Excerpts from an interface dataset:
- Opening Delimiter -
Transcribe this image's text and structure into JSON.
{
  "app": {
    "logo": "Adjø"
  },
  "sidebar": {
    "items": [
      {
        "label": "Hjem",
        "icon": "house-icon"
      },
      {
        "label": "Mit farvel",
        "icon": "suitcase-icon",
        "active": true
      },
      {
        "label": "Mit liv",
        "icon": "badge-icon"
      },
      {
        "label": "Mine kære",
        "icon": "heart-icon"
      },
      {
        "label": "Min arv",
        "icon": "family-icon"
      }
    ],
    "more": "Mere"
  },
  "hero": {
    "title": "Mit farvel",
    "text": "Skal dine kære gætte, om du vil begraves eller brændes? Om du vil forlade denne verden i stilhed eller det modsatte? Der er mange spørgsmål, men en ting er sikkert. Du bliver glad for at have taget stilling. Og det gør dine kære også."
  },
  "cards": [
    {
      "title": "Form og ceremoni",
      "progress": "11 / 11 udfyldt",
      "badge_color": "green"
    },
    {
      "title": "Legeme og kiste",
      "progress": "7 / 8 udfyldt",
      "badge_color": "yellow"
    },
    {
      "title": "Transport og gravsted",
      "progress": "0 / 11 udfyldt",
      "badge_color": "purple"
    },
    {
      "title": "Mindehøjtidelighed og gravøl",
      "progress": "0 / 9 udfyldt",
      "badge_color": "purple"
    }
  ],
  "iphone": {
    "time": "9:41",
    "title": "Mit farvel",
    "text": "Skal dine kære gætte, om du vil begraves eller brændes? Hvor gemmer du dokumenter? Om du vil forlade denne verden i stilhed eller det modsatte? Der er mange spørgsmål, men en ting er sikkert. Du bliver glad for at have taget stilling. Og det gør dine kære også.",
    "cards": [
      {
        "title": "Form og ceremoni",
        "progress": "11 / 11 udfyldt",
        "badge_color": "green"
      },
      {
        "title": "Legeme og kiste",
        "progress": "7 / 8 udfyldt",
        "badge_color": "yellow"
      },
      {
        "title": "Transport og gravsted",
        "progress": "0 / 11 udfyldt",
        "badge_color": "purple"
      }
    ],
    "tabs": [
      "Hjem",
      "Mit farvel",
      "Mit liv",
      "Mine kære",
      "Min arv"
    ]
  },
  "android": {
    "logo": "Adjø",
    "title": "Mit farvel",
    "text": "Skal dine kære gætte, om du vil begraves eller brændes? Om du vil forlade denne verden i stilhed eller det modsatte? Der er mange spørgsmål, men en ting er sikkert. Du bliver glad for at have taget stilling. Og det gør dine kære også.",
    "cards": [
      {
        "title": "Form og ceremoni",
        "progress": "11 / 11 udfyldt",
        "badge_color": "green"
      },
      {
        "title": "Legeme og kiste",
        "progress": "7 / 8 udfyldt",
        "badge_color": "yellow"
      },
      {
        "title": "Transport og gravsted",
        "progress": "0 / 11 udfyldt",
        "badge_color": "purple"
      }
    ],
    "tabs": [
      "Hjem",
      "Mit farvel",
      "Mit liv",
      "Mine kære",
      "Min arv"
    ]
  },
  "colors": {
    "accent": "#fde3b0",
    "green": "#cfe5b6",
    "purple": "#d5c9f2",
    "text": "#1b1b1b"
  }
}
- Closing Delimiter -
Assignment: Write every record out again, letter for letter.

Written reply:
Transcribe this image's text and structure into JSON.
{
  "app": {
    "logo": "Adjø"
  },
  "sidebar": {
    "items": [
      {
        "label": "Hjem",
        "icon": "house-icon"
      },
      {
        "label": "Mit farvel",
        "icon": "suitcase-icon",
        "active": true
      },
      {
        "label": "Mit liv",
        "icon": "badge-icon"
      },
      {
        "label": "Mine kære",
        "icon": "heart-icon"
      },
      {
        "label": "Min arv",
        "icon": "family-icon"
      }
    ],
    "more": "Mere"
  },
  "hero": {
    "title": "Mit farvel",
    "text": "Skal dine kære gætte, om du vil begraves eller brændes? Om du vil forlade denne verden i stilhed eller det modsatte? Der er mange spørgsmål, men en ting er sikkert. Du bliver glad for at have taget stilling. Og det gør dine kære også."
  },
  "cards": [
    {
      "title": "Form og ceremoni",
      "progress": "11 / 11 udfyldt",
      "badge_color": "green"
    },
    {
      "title": "Legeme og kiste",
      "progress": "7 / 8 udfyldt",
      "badge_color": "yellow"
    },
    {
      "title": "Transport og gravsted",
      "progress": "0 / 11 udfyldt",
      "badge_color": "purple"
    },
    {
      "title": "Mindehøjtidelighed og gravøl",
      "progress": "0 / 9 udfyldt",
      "badge_color": "purple"
    }
  ],
  "iphone": {
    "time": "9:41",
    "title": "Mit farvel",
    "text": "Skal dine kære gætte, om du vil begraves eller brændes? Hvor gemmer du dokumenter? Om du vil forlade denne verden i stilhed eller det modsatte? Der er mange spørgsmål, men en ting er sikkert. Du bliver glad for at have taget stilling. Og det gør dine kære også.",
    "cards": [
      {
        "title": "Form og ceremoni",
        "progress": "11 / 11 udfyldt",
        "badge_color": "green"
      },
      {
        "title": "Legeme og kiste",
        "progress": "7 / 8 udfyldt",
        "badge_color": "yellow"
      },
      {
        "title": "Transport og gravsted",
        "progress": "0 / 11 udfyldt",
        "badge_color": "purple"
      }
    ],
    "tabs": [
      "Hjem",
      "Mit farvel",
      "Mit liv",
      "Mine kære",
      "Min arv"
    ]
  },
  "android": {
    "logo": "Adjø",
    "title": "Mit farvel",
    "text": "Skal dine kære gætte, om du vil begraves eller brændes? Om du vil forlade denne verden i stilhed eller det modsatte? Der er mange spørgsmål, men en ting er sikkert. Du bliver glad for at have taget stilling. Og det gør dine kære også.",
    "cards": [
      {
        "title": "Form og ceremoni",
        "progress": "11 / 11 udfyldt",
        "badge_color": "green"
      },
      {
        "title": "Legeme og kiste",
        "progress": "7 / 8 udfyldt",
        "badge_color": "yellow"
      },
      {
        "title": "Transport og gravsted",
        "progress": "0 / 11 udfyldt",
        "badge_color": "purple"
      }
    ],
    "tabs": [
      "Hjem",
      "Mit farvel",
      "Mit liv",
      "Mine kære",
      "Min arv"
    ]
  },
  "colors": {
    "accent": "#fde3b0",
    "green": "#cfe5b6",
    "purple": "#d5c9f2",
    "text": "#1b1b1b"
  }
}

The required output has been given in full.